How units gain and maintain cohesion is much more than history. For the actual units, it's leadership and shared experience (especially tough experience, first in training, then in action). If this were not so, then the US Army throughout it's existence should have been a execrable force, unable to fight it's way out of a paper bag, as we've never had a system with the tentacles through it that the British Army has had - not even in the Guard. Due to the nature of the Regulars in US experience, we're more branch oriented in our internal politics, and to a lesser extent this last 100 years, Division-oriented.

A case in point, 60 years ago today, Bastogne was surrounded during the Battle of the Bulge, trapping the 101st Airborne inside, in the "Bastion of the Battered Bastards of the 101st." While the 101st had existed as a division in WWI, it was demobilized after the war, and raised again for WWII. The Parachute Infantry Regiments were also newly-raised. Yet there is no doubting their fighting capability - which was attributable to the leadership, troop quality, and forging process of shared experience. An excellent series of books on the 101st and what I'm talking about were written by Donald Burgett, I recommend them heartily. If you only want to get one (but you should read the whole series) get "Seven Roads to Hell" which covers the Battle of the Bulge.

By contrast, the line infantry divisions, many also with storied pasts, were kept in the lines and replacements fed into the meatgrinder. Their efficiency dropped measurably as the war in Europe progressed and units became composed of people who had little in common except the shoulder patch, excepting in those units where extraordinary leadership manifested itself.

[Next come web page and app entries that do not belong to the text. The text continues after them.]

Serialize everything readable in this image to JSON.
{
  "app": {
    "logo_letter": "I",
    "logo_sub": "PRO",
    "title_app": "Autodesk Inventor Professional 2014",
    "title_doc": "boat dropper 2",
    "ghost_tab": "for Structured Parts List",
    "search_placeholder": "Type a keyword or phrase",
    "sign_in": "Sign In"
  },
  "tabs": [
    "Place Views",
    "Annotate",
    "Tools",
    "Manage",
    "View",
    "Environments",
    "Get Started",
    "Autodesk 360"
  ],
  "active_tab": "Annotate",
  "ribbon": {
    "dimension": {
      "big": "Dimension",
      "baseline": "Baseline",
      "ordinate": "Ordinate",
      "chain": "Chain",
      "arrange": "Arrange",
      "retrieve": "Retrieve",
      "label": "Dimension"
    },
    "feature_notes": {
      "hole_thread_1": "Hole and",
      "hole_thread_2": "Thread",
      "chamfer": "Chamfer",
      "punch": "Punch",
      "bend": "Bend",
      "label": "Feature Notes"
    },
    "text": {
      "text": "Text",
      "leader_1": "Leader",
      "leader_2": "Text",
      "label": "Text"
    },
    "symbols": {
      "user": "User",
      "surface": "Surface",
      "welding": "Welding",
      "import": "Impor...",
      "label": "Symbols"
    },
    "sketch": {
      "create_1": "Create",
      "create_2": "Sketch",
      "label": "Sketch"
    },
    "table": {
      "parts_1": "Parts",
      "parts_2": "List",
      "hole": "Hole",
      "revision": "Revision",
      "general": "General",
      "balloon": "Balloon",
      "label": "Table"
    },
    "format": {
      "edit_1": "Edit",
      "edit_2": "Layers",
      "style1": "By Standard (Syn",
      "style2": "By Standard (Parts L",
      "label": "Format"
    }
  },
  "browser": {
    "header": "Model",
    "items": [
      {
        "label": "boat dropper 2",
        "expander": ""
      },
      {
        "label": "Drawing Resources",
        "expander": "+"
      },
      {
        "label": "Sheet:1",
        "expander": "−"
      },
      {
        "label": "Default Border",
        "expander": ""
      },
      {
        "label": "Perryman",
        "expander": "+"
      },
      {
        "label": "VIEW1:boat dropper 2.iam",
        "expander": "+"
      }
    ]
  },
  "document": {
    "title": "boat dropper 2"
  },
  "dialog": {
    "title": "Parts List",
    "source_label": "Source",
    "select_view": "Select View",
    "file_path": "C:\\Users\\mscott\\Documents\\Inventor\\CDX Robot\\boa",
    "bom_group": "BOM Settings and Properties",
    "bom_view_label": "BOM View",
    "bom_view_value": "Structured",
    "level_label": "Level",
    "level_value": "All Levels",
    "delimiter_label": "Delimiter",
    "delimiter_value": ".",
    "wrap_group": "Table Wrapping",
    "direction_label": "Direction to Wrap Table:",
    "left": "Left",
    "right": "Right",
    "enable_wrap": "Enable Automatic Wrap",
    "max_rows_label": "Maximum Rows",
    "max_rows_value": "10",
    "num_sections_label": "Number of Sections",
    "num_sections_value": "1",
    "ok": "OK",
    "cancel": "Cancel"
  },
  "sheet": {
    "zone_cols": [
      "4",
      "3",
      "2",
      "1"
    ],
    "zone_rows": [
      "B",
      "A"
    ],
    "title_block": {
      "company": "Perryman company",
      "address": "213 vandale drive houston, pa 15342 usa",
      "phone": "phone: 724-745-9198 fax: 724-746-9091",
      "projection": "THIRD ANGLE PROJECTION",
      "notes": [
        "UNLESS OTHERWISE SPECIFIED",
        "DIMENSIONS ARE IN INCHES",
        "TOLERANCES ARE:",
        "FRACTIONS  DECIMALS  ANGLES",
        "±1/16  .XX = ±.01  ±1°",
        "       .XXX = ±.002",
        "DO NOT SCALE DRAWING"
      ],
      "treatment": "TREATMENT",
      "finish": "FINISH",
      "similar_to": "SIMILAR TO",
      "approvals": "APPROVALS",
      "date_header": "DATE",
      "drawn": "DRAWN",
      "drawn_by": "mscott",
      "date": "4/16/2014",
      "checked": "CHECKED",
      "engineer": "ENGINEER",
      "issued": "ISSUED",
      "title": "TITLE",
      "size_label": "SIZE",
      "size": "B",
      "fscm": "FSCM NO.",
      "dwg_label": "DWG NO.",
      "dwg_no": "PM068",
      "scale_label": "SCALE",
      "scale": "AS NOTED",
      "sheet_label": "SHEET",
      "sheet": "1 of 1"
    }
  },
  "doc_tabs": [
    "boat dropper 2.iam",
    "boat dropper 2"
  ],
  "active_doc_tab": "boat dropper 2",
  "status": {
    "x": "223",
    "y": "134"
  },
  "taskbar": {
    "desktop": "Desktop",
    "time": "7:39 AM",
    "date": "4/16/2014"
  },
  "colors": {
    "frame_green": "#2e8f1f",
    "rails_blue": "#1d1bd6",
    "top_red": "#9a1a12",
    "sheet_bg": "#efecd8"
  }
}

With the British system - the risk is not so much with the units as it is with the recruiting base and popular identity with the Army. And if you think that's silly - you should go visit England - and see the Regimental museums that almost literally dot the countryside. The Brits will continue to build fine units that will fight well, just as we do. What they stand to lose is the connection to the people of the nation that they have via the Regimental system, a connection that in many ways the US Army does not, though certainly the National Guard does. We are an insular institution, and we and the nation suffer from that. It would be sad to see the Brits go the same way.

The whole article by Andrew Gilligan from the Spectator is in the Flash Traffic (extended entry).

Flash Traffic (extended entry) Follows... »

December 19, 2004

Gratuitious Gun Pic

I had a photo-essay planned for today, but some technical problems (like an unmountable boot sector) are getting in the way. So, while I deal with that, here's a shot of some of the pistols, artillery sights, periscopes, and other optics in the collection of the Arsenal at Castle Argghhh!

Hi-res here.

Update on Dusty's post below.

Here's some more backstory regarding the woman who murdered to get herself a baby.

The comment stream for Dusty's post is interesting to say the least. I'll leave that to grow on it's own.

I just wonder how this case might affect the issue of late-term abortions. I'm not a fan of late term abortion, though I am not totally convinced that I would support a total ban on abortion, either. I admit to being a bit of a squish. I can support a 'health of the mother, rape, incest' condition easily, and I admit that as I have aged, I have slid to the 'right' on the issue.

But I have never been a supporter of third-trimester abortions. And this case is a perfect example of why not - not the murder, obviously, but because this baby was ripped from her mother's womb... and survived, easily.

But the abortion-at-any-cost types would essentially argue this was a disposable mass of tissue with no inherent right to life other than what the mother allowed.

I just can't get there from here.